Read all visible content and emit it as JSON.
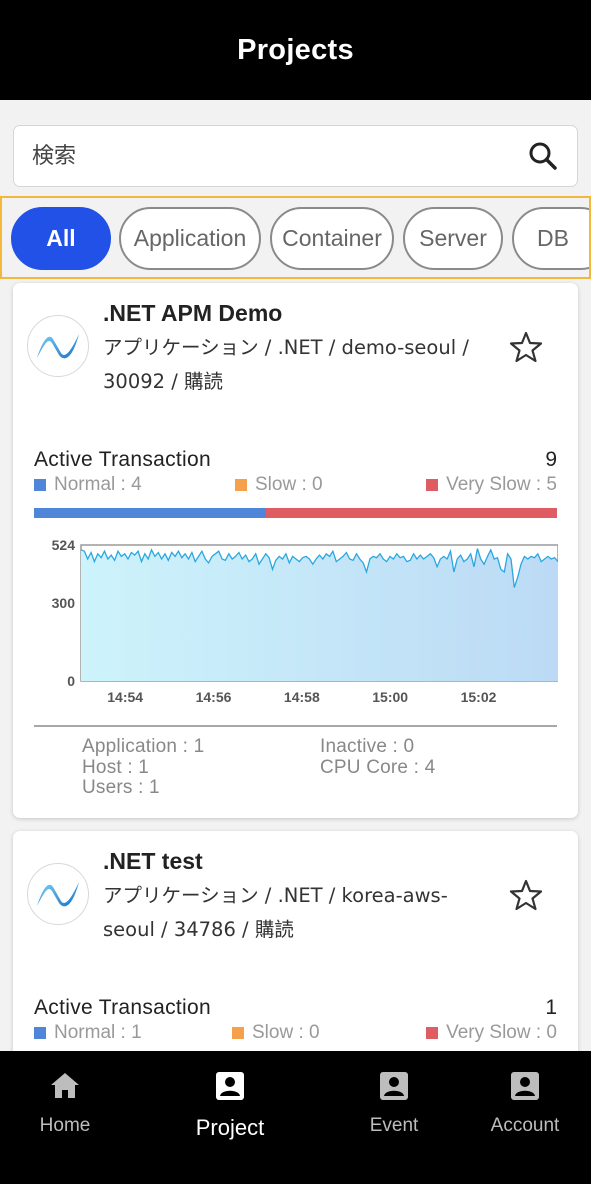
{
  "header": {
    "title": "Projects"
  },
  "search": {
    "placeholder": "検索"
  },
  "filters": [
    "All",
    "Application",
    "Container",
    "Server",
    "DB"
  ],
  "cards": [
    {
      "title": ".NET APM Demo",
      "meta": "アプリケーション / .NET / demo-seoul / 30092 / 購読",
      "active_transaction_label": "Active Transaction",
      "active_transaction_count": "9",
      "legend": {
        "normal": "Normal : 4",
        "slow": "Slow : 0",
        "very_slow": "Very Slow : 5"
      },
      "bar": {
        "normal": 4,
        "slow": 0,
        "very_slow": 5
      },
      "stats": {
        "application": "Application : 1",
        "host": "Host : 1",
        "users": "Users : 1",
        "inactive": "Inactive : 0",
        "cpu_core": "CPU Core : 4"
      }
    },
    {
      "title": ".NET test",
      "meta": "アプリケーション / .NET / korea-aws-seoul / 34786 / 購読",
      "active_transaction_label": "Active Transaction",
      "active_transaction_count": "1",
      "legend": {
        "normal": "Normal : 1",
        "slow": "Slow : 0",
        "very_slow": "Very Slow : 0"
      }
    }
  ],
  "colors": {
    "accent": "#2151e6",
    "normal": "#4f86d9",
    "slow": "#f5a04a",
    "very_slow": "#e05c63",
    "filter_border": "#f4b73a"
  },
  "chart_data": {
    "type": "area",
    "y_ticks": [
      "524",
      "300",
      "0"
    ],
    "ylim": [
      0,
      524
    ],
    "x_ticks": [
      "14:54",
      "14:56",
      "14:58",
      "15:00",
      "15:02"
    ],
    "x_tick_positions": [
      1,
      3,
      5,
      7,
      9
    ],
    "xlim": [
      0,
      10.8
    ],
    "values": [
      505,
      500,
      470,
      495,
      460,
      490,
      475,
      500,
      470,
      485,
      465,
      500,
      480,
      490,
      470,
      495,
      485,
      500,
      460,
      490,
      470,
      505,
      480,
      495,
      470,
      490,
      465,
      495,
      480,
      500,
      475,
      490,
      470,
      495,
      460,
      480,
      500,
      470,
      455,
      480,
      490,
      500,
      470,
      465,
      490,
      470,
      480,
      495,
      470,
      485,
      460,
      470,
      490,
      450,
      470,
      490,
      475,
      430,
      465,
      480,
      470,
      490,
      455,
      480,
      470,
      460,
      475,
      480,
      470,
      450,
      470,
      485,
      470,
      490,
      480,
      500,
      460,
      470,
      480,
      495,
      470,
      465,
      490,
      470,
      455,
      420,
      470,
      480,
      475,
      490,
      470,
      460,
      480,
      470,
      490,
      475,
      480,
      460,
      465,
      490,
      470,
      485,
      470,
      480,
      490,
      475,
      440,
      470,
      480,
      470,
      500,
      420,
      470,
      485,
      460,
      470,
      490,
      440,
      510,
      470,
      450,
      480,
      505,
      470,
      475,
      430,
      420,
      490,
      470,
      360,
      400,
      450,
      480,
      470,
      480,
      475,
      490,
      460,
      470,
      480,
      470,
      475,
      460
    ]
  },
  "tabbar": {
    "home": "Home",
    "project": "Project",
    "event": "Event",
    "account": "Account"
  }
}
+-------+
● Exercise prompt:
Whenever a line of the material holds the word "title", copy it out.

● Response to the task:
    "title": "Projects"
      "title": ".NET APM Demo",
      "title": ".NET test",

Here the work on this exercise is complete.